Estate Planning is crucial to ensure that your assets are passed along according to your wishes. In some states, it is desirable to pass assets outside of probate. You can accomplish this is through a trust or other titling substitutes.
Probate is the judicial process where a will is proved in court as a valid public document. This involves evaluating assets, hiring an attorney, filing papers with the court, creating an inventory of assets, and waiting a required amount of time to see if anyone comes forward to make claims. This process can last several months and up to a few years. For this reason, some people wish to avoid probate.
A will substitute is a technique that allows you to transfer property at your death outside the probate process. While will substitutes avoid probate, the assets may still be taxable under estate tax. A common misconception is that if you have a will, your assets do not need to go through probate.
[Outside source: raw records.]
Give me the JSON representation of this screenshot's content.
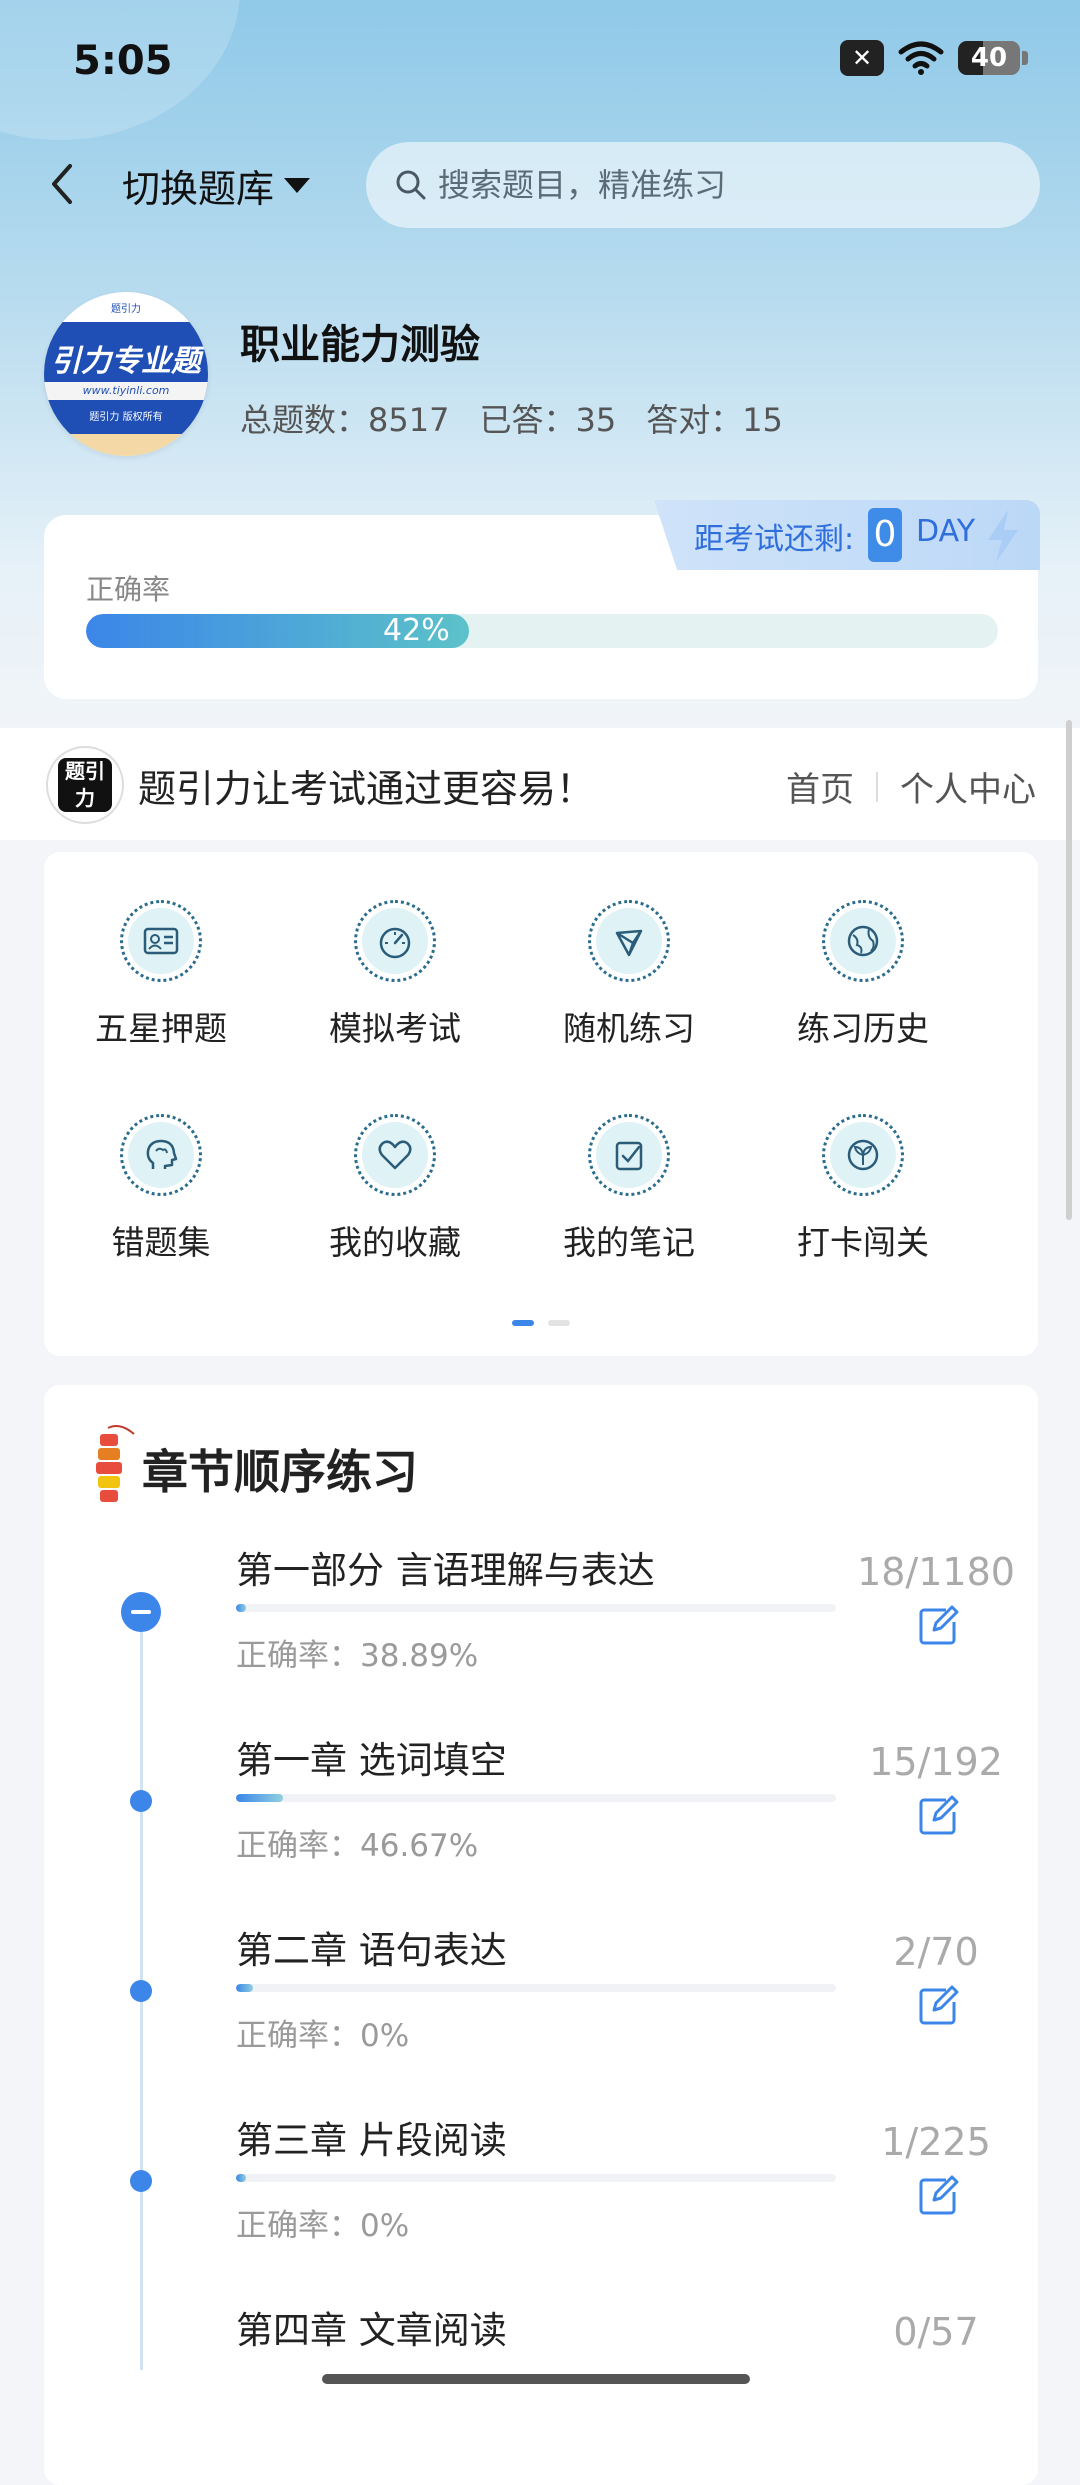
{
  "status_bar": {
    "time": "5:05",
    "battery": "40",
    "battery_level": 0.4
  },
  "header": {
    "switch_label": "切换题库",
    "search_placeholder": "搜索题目，精准练习"
  },
  "bank": {
    "title": "职业能力测验",
    "total_label": "总题数：8517",
    "answered_label": "已答：35",
    "correct_label": "答对：15",
    "logo_text": "引力专业题",
    "logo_url": "www.tiyinli.com",
    "logo_copy": "题引力 版权所有"
  },
  "exam": {
    "countdown_label": "距考试还剩:",
    "days": "0",
    "unit": "DAY"
  },
  "accuracy": {
    "label": "正确率",
    "value_text": "42%",
    "value": 0.42
  },
  "banner": {
    "slogan": "题引力让考试通过更容易！",
    "nav_home": "首页",
    "nav_profile": "个人中心",
    "logo_text": "题引力"
  },
  "grid": {
    "items": [
      {
        "label": "五星押题",
        "icon": "id-card-icon"
      },
      {
        "label": "模拟考试",
        "icon": "gauge-icon"
      },
      {
        "label": "随机练习",
        "icon": "network-icon"
      },
      {
        "label": "练习历史",
        "icon": "globe-icon"
      },
      {
        "label": "错题集",
        "icon": "brain-head-icon"
      },
      {
        "label": "我的收藏",
        "icon": "heart-icon"
      },
      {
        "label": "我的笔记",
        "icon": "note-check-icon"
      },
      {
        "label": "打卡闯关",
        "icon": "sprout-icon"
      }
    ],
    "page": 1,
    "pages": 2
  },
  "chapters": {
    "title": "章节顺序练习",
    "items": [
      {
        "name": "第一部分 言语理解与表达",
        "accuracy": "正确率：38.89%",
        "count": "18/1180",
        "progress": 0.0153
      },
      {
        "name": "第一章 选词填空",
        "accuracy": "正确率：46.67%",
        "count": "15/192",
        "progress": 0.078
      },
      {
        "name": "第二章 语句表达",
        "accuracy": "正确率：0%",
        "count": "2/70",
        "progress": 0.029
      },
      {
        "name": "第三章 片段阅读",
        "accuracy": "正确率：0%",
        "count": "1/225",
        "progress": 0.0044
      },
      {
        "name": "第四章 文章阅读",
        "accuracy": "",
        "count": "0/57",
        "progress": 0
      }
    ]
  },
  "colors": {
    "accent": "#3b86e8",
    "teal": "#5cc2c9"
  }
}
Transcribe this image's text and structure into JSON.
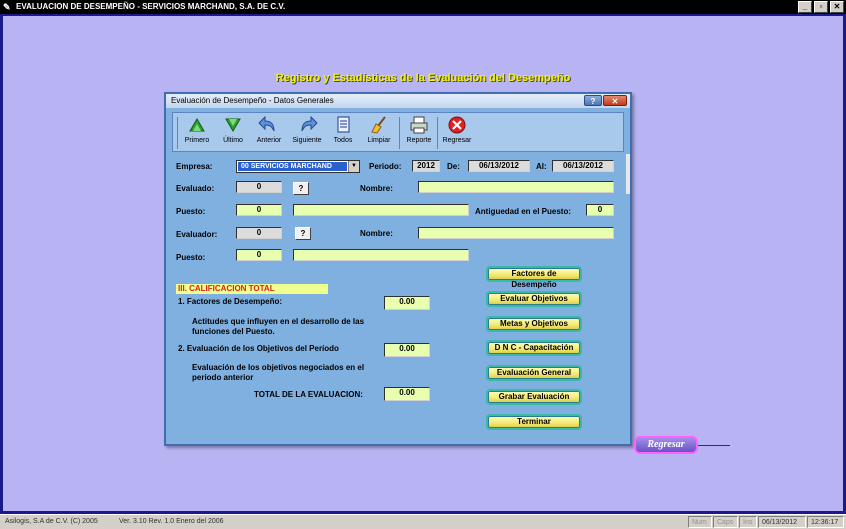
{
  "app": {
    "title": "EVALUACION DE DESEMPEÑO - SERVICIOS MARCHAND, S.A. DE C.V.",
    "minimize": "_",
    "restore": "▫",
    "close": "✕"
  },
  "heading": "Registro y Estadísticas de la Evaluación del Desempeño",
  "dialog": {
    "title": "Evaluación de Desempeño - Datos Generales",
    "help": "?",
    "close": "✕",
    "toolbar": {
      "primero": "Primero",
      "ultimo": "Último",
      "anterior": "Anterior",
      "siguiente": "Siguiente",
      "todos": "Todos",
      "limpiar": "Limpiar",
      "reporte": "Reporte",
      "regresar": "Regresar"
    },
    "empresa_label": "Empresa:",
    "empresa_value": "00  SERVICIOS MARCHAND",
    "periodo_label": "Periodo:",
    "periodo_value": "2012",
    "de_label": "De:",
    "de_value": "06/13/2012",
    "al_label": "Al:",
    "al_value": "06/13/2012",
    "evaluado_label": "Evaluado:",
    "evaluado_value": "0",
    "q1": "?",
    "nombre1_label": "Nombre:",
    "nombre1_value": "",
    "puesto1_label": "Puesto:",
    "puesto1_value": "0",
    "puesto1_desc": "",
    "antiguedad_label": "Antiguedad en el Puesto:",
    "antiguedad_value": "0",
    "evaluador_label": "Evaluador:",
    "evaluador_value": "0",
    "q2": "?",
    "nombre2_label": "Nombre:",
    "nombre2_value": "",
    "puesto2_label": "Puesto:",
    "puesto2_value": "0",
    "puesto2_desc": "",
    "section_title": "III. CALIFICACION TOTAL",
    "factores_label": "1. Factores de Desempeño:",
    "factores_value": "0.00",
    "factores_desc": "Actitudes que influyen en el desarrollo de las funciones del Puesto.",
    "objetivos_label": "2. Evaluación de los Objetivos del Período",
    "objetivos_value": "0.00",
    "objetivos_desc": "Evaluación de los objetivos negociados en el periodo anterior",
    "total_label": "TOTAL DE LA EVALUACION:",
    "total_value": "0.00",
    "actions": {
      "factores": "Factores de Desempeño",
      "evaluar": "Evaluar Objetivos",
      "metas": "Metas y Objetivos",
      "dnc": "D N C - Capacitación",
      "general": "Evaluación General",
      "grabar": "Grabar Evaluación",
      "terminar": "Terminar"
    }
  },
  "regresar": "Regresar",
  "status": {
    "company": "Asilogis, S.A de C.V. (C) 2005",
    "version": "Ver. 3.10 Rev. 1.0   Enero del 2006",
    "num": "Num",
    "caps": "Caps",
    "ins": "Ins",
    "date": "06/13/2012",
    "time": "12:36:17"
  }
}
Contrary to this belief, those assets still need to pass through probate court before distribution. This is where a trust comes into play. Read more about revocable trusts here: https://www.assetprotectionattorneys.com/Asset_Protection_Blog/2017/June/Using_Revocable_Living_Trusts_in_Estate_Planning.aspx
Additionally, certain bank accounts and brokerage accounts can be used as will substitutes. The first is Right of Survivorship. There are two types: Joint Tenancy or Tenancy by the Entirety. Joint Tenancy with Rights of Survivorship is a type of account that is owned by at least two people. Each of the owners has an equal right to the account’s assets. While this account works well as a will substitute, there’s a potential danger to Asset Protection. If one of the owners has a creditor, the creditor can seize the entire account.
In Tenancy by the Entirety (TBE) with Rights of Survivorship, assets are owned by a married couple. Only some states have TBE so make sure to double check the statues of your state of residence. If a creditor gets a judgement against an individual spouse, the creditor cannot take the property because the assets are owned by TBE. Therefore, this option is more protective than Joint Tenancy.
A Payable-On-Death (POD) account is a bank account in which the beneficiary receives the assets almost immediately following your death, hence its name. To access the funds, all the beneficiary needs to do is present your death certificate. You have complete control over this account while you are alive. So long as you are competent, you can change the beneficiary. The beneficiary has no entitlement to the account until your passing.
A twin provision of this account is a Transfer-On-Death (TOD) account. This works similarly to a POD account. The difference is that POD is a bank account while TOD is a brokerage account.
If you wish to pass assets to your children, you can create UTMA accounts. Uniform Transfers to Minors Accounts (UTMA) are owned by the social security of the children. The accounts will not need to pass through probate because you are not the owner of the accounts.
If you are looking to avoid probate, a will substitute can be an effective Estate Planning tool. You can save your loved ones time, money, and stress during an otherwise difficult time.
For more information on Estate Planning and Asset Protection, contact The Presser Law Firm, P.A. for a complimentary preliminary consultation.
The Presser Law Firm, P.A.
(561) 953-1050 or e-mailInfo@AssetProtectionAttorneys.com